◆ Exercise instructions ◆
Answer with a number only, stating how many lines of the records hold the word "true".

** Opening Data records block **

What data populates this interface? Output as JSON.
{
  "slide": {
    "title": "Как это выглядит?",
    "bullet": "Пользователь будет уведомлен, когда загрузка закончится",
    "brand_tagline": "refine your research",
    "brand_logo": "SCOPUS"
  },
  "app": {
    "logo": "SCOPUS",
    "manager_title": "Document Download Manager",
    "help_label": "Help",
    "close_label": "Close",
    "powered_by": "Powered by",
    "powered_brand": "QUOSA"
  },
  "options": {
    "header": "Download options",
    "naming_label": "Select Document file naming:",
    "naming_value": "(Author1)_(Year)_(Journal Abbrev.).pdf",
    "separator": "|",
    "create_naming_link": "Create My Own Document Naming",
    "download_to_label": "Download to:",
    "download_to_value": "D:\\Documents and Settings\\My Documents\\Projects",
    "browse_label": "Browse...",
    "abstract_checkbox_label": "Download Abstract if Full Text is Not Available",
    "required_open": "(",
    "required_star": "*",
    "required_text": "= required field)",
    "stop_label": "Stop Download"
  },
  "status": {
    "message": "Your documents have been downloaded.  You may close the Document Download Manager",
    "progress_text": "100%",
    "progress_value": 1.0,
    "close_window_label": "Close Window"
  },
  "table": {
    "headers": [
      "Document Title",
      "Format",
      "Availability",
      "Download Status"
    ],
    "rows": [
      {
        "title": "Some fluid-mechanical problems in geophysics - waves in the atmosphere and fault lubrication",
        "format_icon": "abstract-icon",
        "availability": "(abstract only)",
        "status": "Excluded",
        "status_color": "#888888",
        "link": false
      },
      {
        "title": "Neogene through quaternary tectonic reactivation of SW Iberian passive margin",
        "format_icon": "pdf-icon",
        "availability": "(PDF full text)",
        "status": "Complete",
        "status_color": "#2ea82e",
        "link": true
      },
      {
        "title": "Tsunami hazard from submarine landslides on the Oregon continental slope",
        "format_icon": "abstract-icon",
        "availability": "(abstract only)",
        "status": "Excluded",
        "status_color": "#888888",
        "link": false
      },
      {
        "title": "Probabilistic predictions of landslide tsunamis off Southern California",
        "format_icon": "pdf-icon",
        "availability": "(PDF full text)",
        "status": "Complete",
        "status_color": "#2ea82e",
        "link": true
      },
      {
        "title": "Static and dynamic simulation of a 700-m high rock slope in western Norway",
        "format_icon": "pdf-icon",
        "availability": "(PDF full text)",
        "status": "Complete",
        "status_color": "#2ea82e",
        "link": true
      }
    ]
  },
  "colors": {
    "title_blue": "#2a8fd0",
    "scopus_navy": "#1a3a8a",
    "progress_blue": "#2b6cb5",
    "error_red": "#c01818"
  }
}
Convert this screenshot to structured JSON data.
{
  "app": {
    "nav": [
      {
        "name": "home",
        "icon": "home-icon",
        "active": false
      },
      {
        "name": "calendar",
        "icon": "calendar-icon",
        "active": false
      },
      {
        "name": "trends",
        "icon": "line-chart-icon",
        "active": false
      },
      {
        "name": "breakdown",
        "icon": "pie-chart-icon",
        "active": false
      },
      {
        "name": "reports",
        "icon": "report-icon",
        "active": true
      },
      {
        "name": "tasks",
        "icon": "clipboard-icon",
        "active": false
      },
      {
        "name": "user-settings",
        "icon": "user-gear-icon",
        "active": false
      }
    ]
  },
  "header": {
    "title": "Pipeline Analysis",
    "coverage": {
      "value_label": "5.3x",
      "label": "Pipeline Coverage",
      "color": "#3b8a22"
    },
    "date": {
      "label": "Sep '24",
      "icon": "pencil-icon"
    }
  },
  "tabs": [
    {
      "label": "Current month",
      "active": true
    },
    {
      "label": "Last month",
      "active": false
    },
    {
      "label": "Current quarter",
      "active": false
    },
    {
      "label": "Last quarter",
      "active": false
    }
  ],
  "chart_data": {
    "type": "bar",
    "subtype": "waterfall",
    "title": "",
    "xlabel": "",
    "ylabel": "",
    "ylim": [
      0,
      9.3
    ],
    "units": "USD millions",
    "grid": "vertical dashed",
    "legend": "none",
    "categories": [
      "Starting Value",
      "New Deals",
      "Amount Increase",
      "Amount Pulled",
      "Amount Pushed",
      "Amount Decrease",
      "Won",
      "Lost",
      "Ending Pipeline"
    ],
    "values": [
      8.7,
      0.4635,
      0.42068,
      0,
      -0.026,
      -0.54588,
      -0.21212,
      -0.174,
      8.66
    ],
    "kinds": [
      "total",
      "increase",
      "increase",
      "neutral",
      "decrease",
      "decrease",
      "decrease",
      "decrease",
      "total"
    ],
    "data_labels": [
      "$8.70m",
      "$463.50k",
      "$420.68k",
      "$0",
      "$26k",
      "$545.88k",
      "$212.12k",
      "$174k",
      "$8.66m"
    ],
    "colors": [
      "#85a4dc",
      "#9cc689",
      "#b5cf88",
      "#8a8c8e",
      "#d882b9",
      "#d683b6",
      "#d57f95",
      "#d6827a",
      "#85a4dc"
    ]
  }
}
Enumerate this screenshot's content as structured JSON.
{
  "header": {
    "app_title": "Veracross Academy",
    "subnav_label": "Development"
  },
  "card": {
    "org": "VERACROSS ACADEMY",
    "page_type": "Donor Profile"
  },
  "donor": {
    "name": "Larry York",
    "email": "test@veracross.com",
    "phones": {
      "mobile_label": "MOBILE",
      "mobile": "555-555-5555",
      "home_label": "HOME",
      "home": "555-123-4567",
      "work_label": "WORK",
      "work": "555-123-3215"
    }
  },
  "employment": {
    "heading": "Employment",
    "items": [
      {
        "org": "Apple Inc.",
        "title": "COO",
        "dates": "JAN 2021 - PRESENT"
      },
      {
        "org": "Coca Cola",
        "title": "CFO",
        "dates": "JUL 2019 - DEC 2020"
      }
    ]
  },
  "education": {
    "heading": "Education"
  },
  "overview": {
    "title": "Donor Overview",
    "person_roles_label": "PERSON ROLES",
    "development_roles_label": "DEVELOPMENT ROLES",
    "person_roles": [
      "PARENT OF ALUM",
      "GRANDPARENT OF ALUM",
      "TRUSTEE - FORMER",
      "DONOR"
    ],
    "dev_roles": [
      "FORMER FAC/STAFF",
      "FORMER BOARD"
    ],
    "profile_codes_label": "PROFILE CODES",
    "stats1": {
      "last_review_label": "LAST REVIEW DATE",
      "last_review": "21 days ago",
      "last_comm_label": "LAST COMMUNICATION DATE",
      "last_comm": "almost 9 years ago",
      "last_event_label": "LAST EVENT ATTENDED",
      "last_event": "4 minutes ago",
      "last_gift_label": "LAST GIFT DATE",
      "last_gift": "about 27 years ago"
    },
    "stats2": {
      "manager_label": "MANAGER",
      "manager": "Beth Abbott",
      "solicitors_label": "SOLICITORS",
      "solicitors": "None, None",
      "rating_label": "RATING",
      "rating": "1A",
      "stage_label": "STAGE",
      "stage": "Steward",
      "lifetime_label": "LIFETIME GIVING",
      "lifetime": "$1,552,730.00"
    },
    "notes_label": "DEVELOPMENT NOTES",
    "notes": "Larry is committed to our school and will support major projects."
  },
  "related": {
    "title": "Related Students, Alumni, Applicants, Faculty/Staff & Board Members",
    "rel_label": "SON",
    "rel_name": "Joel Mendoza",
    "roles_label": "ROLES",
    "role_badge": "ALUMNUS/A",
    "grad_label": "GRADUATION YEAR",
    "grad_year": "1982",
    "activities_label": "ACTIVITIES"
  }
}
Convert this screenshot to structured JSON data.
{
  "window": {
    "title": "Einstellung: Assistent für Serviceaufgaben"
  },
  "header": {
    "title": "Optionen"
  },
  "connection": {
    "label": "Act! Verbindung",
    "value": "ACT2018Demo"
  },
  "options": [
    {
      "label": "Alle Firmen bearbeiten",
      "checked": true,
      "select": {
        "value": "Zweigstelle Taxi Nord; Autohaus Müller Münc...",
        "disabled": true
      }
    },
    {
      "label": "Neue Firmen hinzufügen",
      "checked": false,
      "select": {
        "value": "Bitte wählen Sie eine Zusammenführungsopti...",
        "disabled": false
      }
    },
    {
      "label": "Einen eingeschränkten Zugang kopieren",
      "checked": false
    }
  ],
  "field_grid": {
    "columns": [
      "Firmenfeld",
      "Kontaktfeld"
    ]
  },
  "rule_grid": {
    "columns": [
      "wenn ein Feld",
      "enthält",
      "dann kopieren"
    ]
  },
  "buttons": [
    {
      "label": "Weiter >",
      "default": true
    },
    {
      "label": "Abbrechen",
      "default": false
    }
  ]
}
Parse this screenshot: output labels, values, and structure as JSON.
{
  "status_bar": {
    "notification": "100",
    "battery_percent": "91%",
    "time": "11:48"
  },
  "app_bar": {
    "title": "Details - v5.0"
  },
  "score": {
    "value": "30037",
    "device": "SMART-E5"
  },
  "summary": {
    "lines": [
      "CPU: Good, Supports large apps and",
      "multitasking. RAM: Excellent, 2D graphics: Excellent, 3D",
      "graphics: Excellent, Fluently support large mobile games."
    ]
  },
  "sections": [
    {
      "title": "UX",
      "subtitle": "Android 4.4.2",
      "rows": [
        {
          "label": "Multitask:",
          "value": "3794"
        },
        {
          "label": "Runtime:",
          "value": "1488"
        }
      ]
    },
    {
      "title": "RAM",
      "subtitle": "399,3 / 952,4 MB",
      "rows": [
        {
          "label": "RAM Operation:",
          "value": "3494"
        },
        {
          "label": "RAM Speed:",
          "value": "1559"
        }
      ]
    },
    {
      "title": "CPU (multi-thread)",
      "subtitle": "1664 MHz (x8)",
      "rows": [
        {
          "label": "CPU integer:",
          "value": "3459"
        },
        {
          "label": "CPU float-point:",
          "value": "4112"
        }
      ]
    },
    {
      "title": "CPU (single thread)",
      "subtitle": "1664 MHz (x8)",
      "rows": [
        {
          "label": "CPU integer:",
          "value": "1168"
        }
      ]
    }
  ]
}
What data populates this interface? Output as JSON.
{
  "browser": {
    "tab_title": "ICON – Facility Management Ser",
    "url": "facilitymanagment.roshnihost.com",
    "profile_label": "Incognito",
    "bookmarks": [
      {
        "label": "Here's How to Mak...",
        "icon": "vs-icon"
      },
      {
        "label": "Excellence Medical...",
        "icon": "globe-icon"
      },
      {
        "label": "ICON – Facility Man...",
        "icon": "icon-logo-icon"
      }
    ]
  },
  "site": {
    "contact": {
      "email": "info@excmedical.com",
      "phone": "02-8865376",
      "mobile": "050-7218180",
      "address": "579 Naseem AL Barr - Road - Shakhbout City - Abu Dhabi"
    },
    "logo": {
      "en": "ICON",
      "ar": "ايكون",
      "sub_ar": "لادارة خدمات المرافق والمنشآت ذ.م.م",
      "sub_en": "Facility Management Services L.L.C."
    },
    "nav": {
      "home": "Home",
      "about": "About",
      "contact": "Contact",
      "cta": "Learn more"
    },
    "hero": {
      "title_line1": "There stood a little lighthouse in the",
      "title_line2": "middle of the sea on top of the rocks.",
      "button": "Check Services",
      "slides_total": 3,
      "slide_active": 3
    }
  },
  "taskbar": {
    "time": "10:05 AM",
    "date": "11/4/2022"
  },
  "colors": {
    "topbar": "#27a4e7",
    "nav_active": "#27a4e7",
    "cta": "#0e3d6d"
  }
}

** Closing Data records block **

◆ Answer ◆
8